Designs of trials assessing interventions to improve the peer review process: a vignette-based survey

Amytis Heim, Philippe Ravaud, Gabriel Baron, Isabelle Boutron
2018 BMC Medicine  
We aimed to determine the best study designs for assessing interventions to improve the peer review process according to experts' opinions. Furthermore, for interventions previously evaluated, we determined whether the study designs actually used were rated as the best study designs. Study design: A series of six vignette-based surveys exploring the best study designs for six different interventions (training peer reviewers, adding an expert to the peer review process, use of reporting

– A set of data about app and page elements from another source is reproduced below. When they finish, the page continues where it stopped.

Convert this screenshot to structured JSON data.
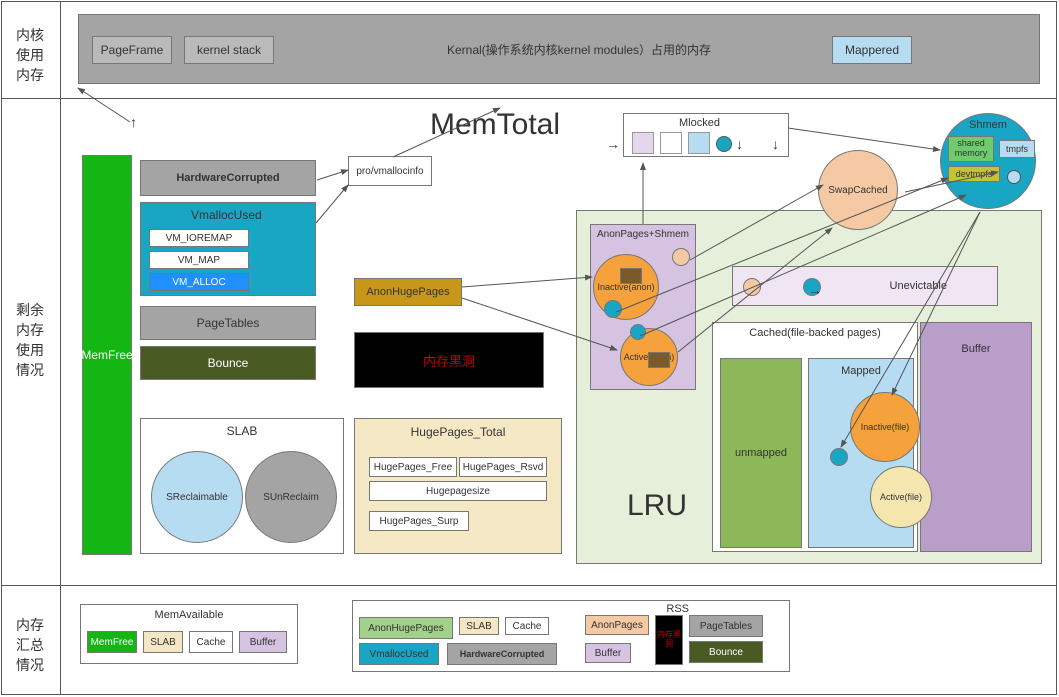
{
  "rows": {
    "kernel_label": "内核\n使用\n内存",
    "remain_label": "剩余\n内存\n使用\n情况",
    "summary_label": "内存\n汇总\n情况"
  },
  "top": {
    "title": "Kernal(操作系统内核kernel modules）占用的内存",
    "pageframe": "PageFrame",
    "kernelstack": "kernel stack",
    "mappered": "Mappered"
  },
  "memtotal": "MemTotal",
  "mlocked": "Mlocked",
  "shmem": {
    "title": "Shmem",
    "shared": "shared memory",
    "tmpfs": "tmpfs",
    "devtmpfs": "devtmpfs"
  },
  "left": {
    "memfree": "MemFree",
    "hardwarecorrupted": "HardwareCorrupted",
    "vmallocused": "VmallocUsed",
    "vm_ioremap": "VM_IOREMAP",
    "vm_map": "VM_MAP",
    "vm_alloc": "VM_ALLOC",
    "pagetables": "PageTables",
    "bounce": "Bounce",
    "provmallocinfo": "pro/vmallocinfo"
  },
  "mid": {
    "anonhugepages": "AnonHugePages",
    "blackhole": "内存黑洞"
  },
  "slab": {
    "title": "SLAB",
    "sreclaim": "SReclaimable",
    "sunreclaim": "SUnReclaim"
  },
  "hp": {
    "title": "HugePages_Total",
    "free": "HugePages_Free",
    "rsvd": "HugePages_Rsvd",
    "size": "Hugepagesize",
    "surp": "HugePages_Surp"
  },
  "lru": {
    "title": "LRU",
    "anonpages_shmem": "AnonPages+Shmem",
    "inactive_anon": "Inactive(anon)",
    "active_anon": "Active(anon)",
    "swapcached": "SwapCached",
    "unevictable": "Unevictable",
    "cached_title": "Cached(file-backed pages)",
    "unmapped": "unmapped",
    "mapped": "Mapped",
    "buffer": "Buffer",
    "inactive_file": "Inactive(file)",
    "active_file": "Active(file)"
  },
  "summary": {
    "memavail": {
      "title": "MemAvailable",
      "memfree": "MemFree",
      "slab": "SLAB",
      "cache": "Cache",
      "buffer": "Buffer"
    },
    "rss": {
      "title": "RSS",
      "anonhuge": "AnonHugePages",
      "slab": "SLAB",
      "cache": "Cache",
      "anonpages": "AnonPages",
      "vmalloc": "VmallocUsed",
      "hardwarecorrupted": "HardwareCorrupted",
      "buffer": "Buffer",
      "blackhole": "内存黑洞",
      "pagetables": "PageTables",
      "bounce": "Bounce"
    }
  }
}
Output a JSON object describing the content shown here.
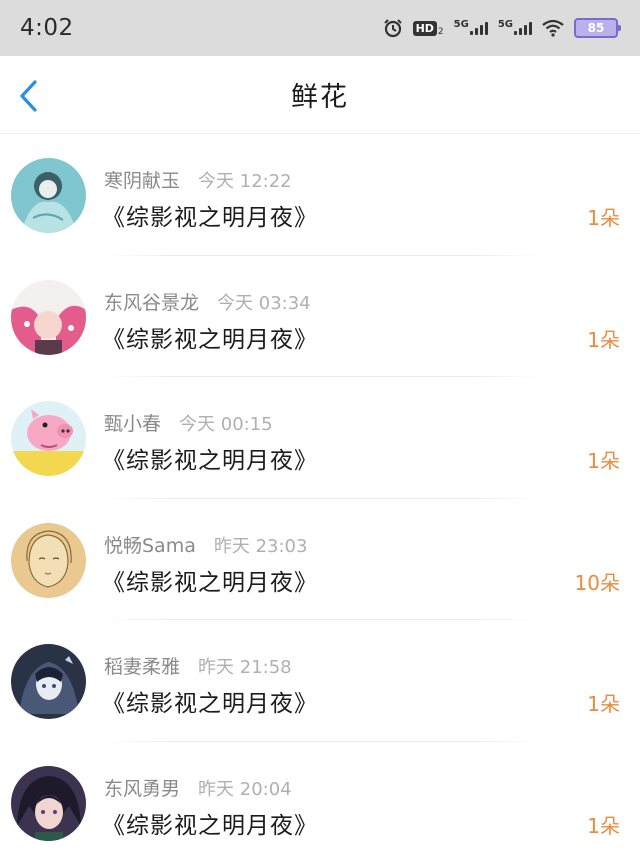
{
  "status_bar": {
    "time": "4:02",
    "hd_label": "HD",
    "hd_sub": "2",
    "net1": "5G",
    "net2": "5G",
    "battery": "85",
    "icons": [
      "alarm-icon",
      "hd-volte-icon",
      "signal-5g-icon",
      "signal-5g-icon",
      "wifi-icon",
      "battery-icon"
    ]
  },
  "header": {
    "title": "鲜花",
    "back_icon": "chevron-left-icon"
  },
  "colors": {
    "status_bar_bg": "#dcdcdc",
    "accent_back": "#2b8fe0",
    "count_orange": "#ef8a3c",
    "battery": "#b9b0ec"
  },
  "items": [
    {
      "name": "寒阴献玉",
      "time": "今天 12:22",
      "book": "《综影视之明月夜》",
      "count": "1朵"
    },
    {
      "name": "东风谷景龙",
      "time": "今天 03:34",
      "book": "《综影视之明月夜》",
      "count": "1朵"
    },
    {
      "name": "甄小春",
      "time": "今天 00:15",
      "book": "《综影视之明月夜》",
      "count": "1朵"
    },
    {
      "name": "悦畅Sama",
      "time": "昨天 23:03",
      "book": "《综影视之明月夜》",
      "count": "10朵"
    },
    {
      "name": "稻妻柔雅",
      "time": "昨天 21:58",
      "book": "《综影视之明月夜》",
      "count": "1朵"
    },
    {
      "name": "东风勇男",
      "time": "昨天 20:04",
      "book": "《综影视之明月夜》",
      "count": "1朵"
    }
  ]
}
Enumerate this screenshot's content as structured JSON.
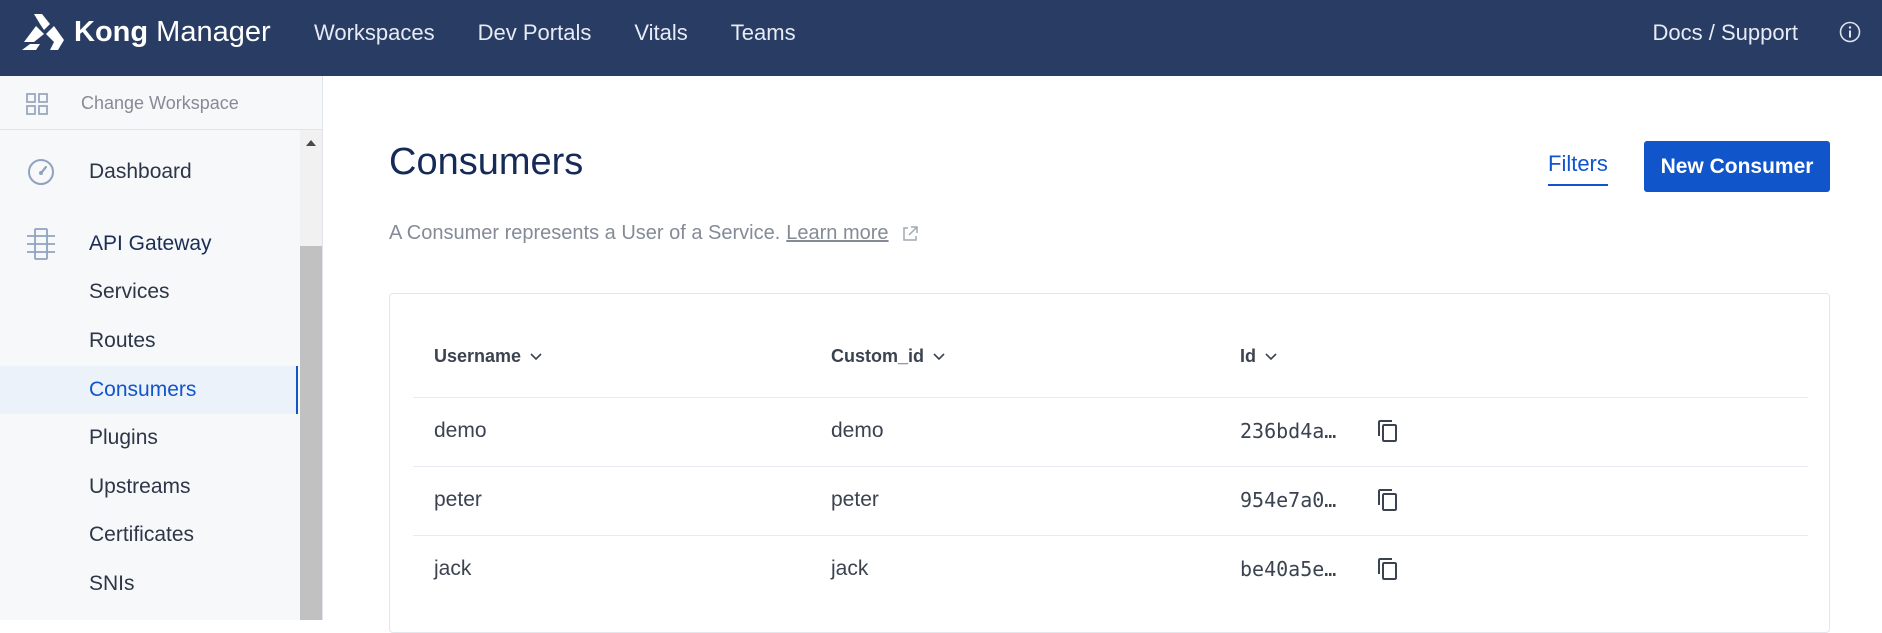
{
  "app": {
    "brand_bold": "Kong",
    "brand_light": "Manager",
    "nav": [
      "Workspaces",
      "Dev Portals",
      "Vitals",
      "Teams"
    ],
    "docs_support": "Docs / Support"
  },
  "sidebar": {
    "change_workspace": "Change Workspace",
    "dashboard": "Dashboard",
    "section": "API Gateway",
    "items": [
      "Services",
      "Routes",
      "Consumers",
      "Plugins",
      "Upstreams",
      "Certificates",
      "SNIs"
    ],
    "active": "Consumers"
  },
  "main": {
    "title": "Consumers",
    "filters_label": "Filters",
    "new_button": "New Consumer",
    "description": "A Consumer represents a User of a Service.",
    "learn_more": "Learn more"
  },
  "table": {
    "columns": [
      "Username",
      "Custom_id",
      "Id"
    ],
    "rows": [
      {
        "username": "demo",
        "custom_id": "demo",
        "id": "236bd4a…"
      },
      {
        "username": "peter",
        "custom_id": "peter",
        "id": "954e7a0…"
      },
      {
        "username": "jack",
        "custom_id": "jack",
        "id": "be40a5e…"
      }
    ]
  },
  "colors": {
    "topbar": "#293c63",
    "accent": "#1155cb",
    "title": "#152a57"
  }
}
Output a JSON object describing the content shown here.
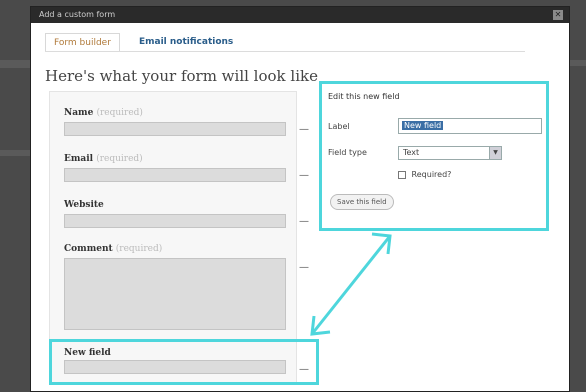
{
  "window": {
    "title": "Add a custom form",
    "close_glyph": "✕"
  },
  "tabs": [
    {
      "label": "Form builder",
      "active": true
    },
    {
      "label": "Email notifications",
      "active": false
    }
  ],
  "heading": "Here's what your form will look like",
  "form_fields": [
    {
      "label": "Name",
      "required_text": "(required)"
    },
    {
      "label": "Email",
      "required_text": "(required)"
    },
    {
      "label": "Website",
      "required_text": ""
    },
    {
      "label": "Comment",
      "required_text": "(required)"
    },
    {
      "label": "New field",
      "required_text": ""
    }
  ],
  "remove_glyph": "—",
  "edit_panel": {
    "title": "Edit this new field",
    "label_label": "Label",
    "label_value": "New field",
    "type_label": "Field type",
    "type_value": "Text",
    "required_label": "Required?",
    "required_checked": false,
    "save_label": "Save this field"
  },
  "colors": {
    "highlight": "#4ed6dc",
    "active_tab": "#b07a3a",
    "link_tab": "#2a5d8a"
  },
  "icons": {
    "close": "close-icon",
    "select_arrow": "chevron-down-icon"
  }
}
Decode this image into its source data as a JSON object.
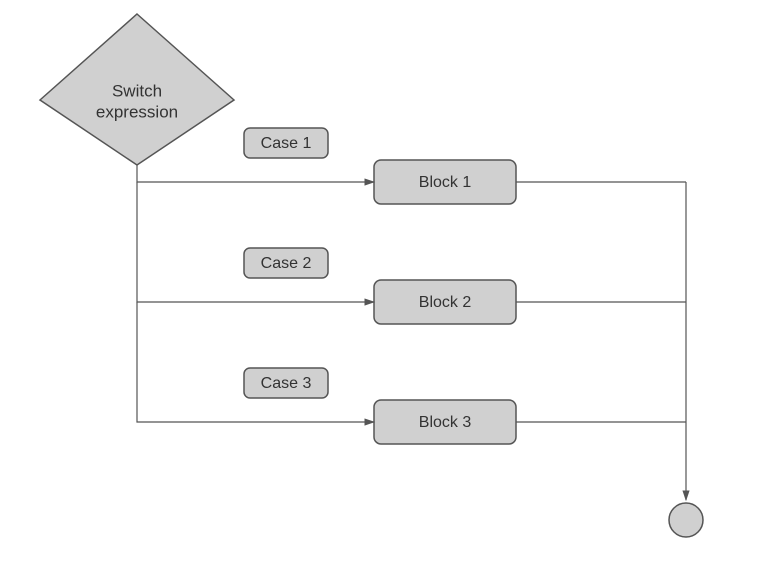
{
  "decision": {
    "line1": "Switch",
    "line2": "expression"
  },
  "cases": [
    {
      "label": "Case 1",
      "block": "Block 1"
    },
    {
      "label": "Case 2",
      "block": "Block 2"
    },
    {
      "label": "Case 3",
      "block": "Block 3"
    }
  ],
  "colors": {
    "shape_fill": "#d0d0d0",
    "stroke": "#555555",
    "text": "#333333"
  }
}
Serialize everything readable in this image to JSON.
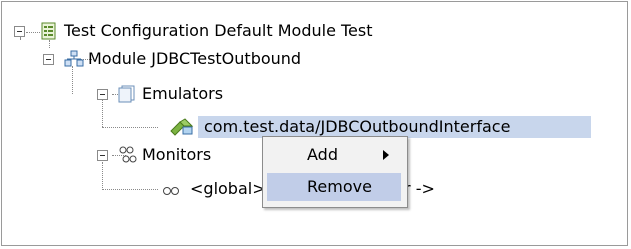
{
  "tree": {
    "root": {
      "label": "Test Configuration Default Module Test",
      "icon": "test-configuration-icon"
    },
    "module": {
      "label": "Module JDBCTestOutbound",
      "icon": "module-icon"
    },
    "emulators": {
      "label": "Emulators",
      "icon": "emulators-folder-icon"
    },
    "emulator_item": {
      "label": "com.test.data/JDBCOutboundInterface",
      "icon": "emulator-icon"
    },
    "monitors": {
      "label": "Monitors",
      "icon": "monitors-icon"
    },
    "monitor_item": {
      "label": "<global>  dInterfacePartner ->",
      "icon": "monitor-icon"
    }
  },
  "context_menu": {
    "items": [
      {
        "label": "Add",
        "has_submenu": true
      },
      {
        "label": "Remove",
        "has_submenu": false
      }
    ]
  },
  "colors": {
    "selection": "#c8d6ec",
    "menu_hover": "#c1cde8",
    "menu_bg": "#f2f2f2"
  }
}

more » ... s checklists, blinding peer reviewers to the results (i.e., results-free peer review), giving incentives to peer reviewers, and post-publication peer review). Vignette construction: Vignettes were case scenarios of trials assessing interventions aimed at improving the quality of peer review. For each intervention, the vignette included the study type (e.g., randomized controlled trial [RCT]), setting (e.g., single biomedical journal), and type of manuscript assessed (e.g., actual manuscripts received by the journal); each of these three features varied between vignettes. Researchers with expertise in peer review or methodology of clinical trials. Participants were proposed two vignettes describing two different study designs to assess the same intervention and had to indicate which study design they preferred on a scale, from - 5 (preference for study A) to 5 (preference for study B), 0 indicating no preference between the suggested designs (primary outcome). Secondary outcomes were trust in the results and feasibility of the designs. A total of 204 experts assessed 1044 paired comparisons. The preferred study type was RCTs with randomization of manuscripts for four interventions (adding an expert, use of reporting guidelines checklist, results-free peer review, post-publication peer review) and RCTs with randomization of peer reviewers for two interventions (training peer reviewers and using incentives). The preferred setting was mainly several biomedical journals from different publishers, and the preferred type of manuscript was actual manuscripts submitted to journals. However, the most feasible designs were often cluster RCTs and interrupted time series analysis set in a single biomedical journal, with the assessment of a fabricated manuscript. Three interventions were previously assessed: none used the design rated first in preference by experts. The vignette-based survey allowed us to identify the best study designs for assessing different interventions to improve peer review according to experts' opinion. There is gap between the preferred study designs and the designs actually used.
doi:10.1186/s12916-018-1167-7 pmid:30318018 pmcid:PMC6192007 fatcat:5ejcjniijrazzkrffgjcv4rzv4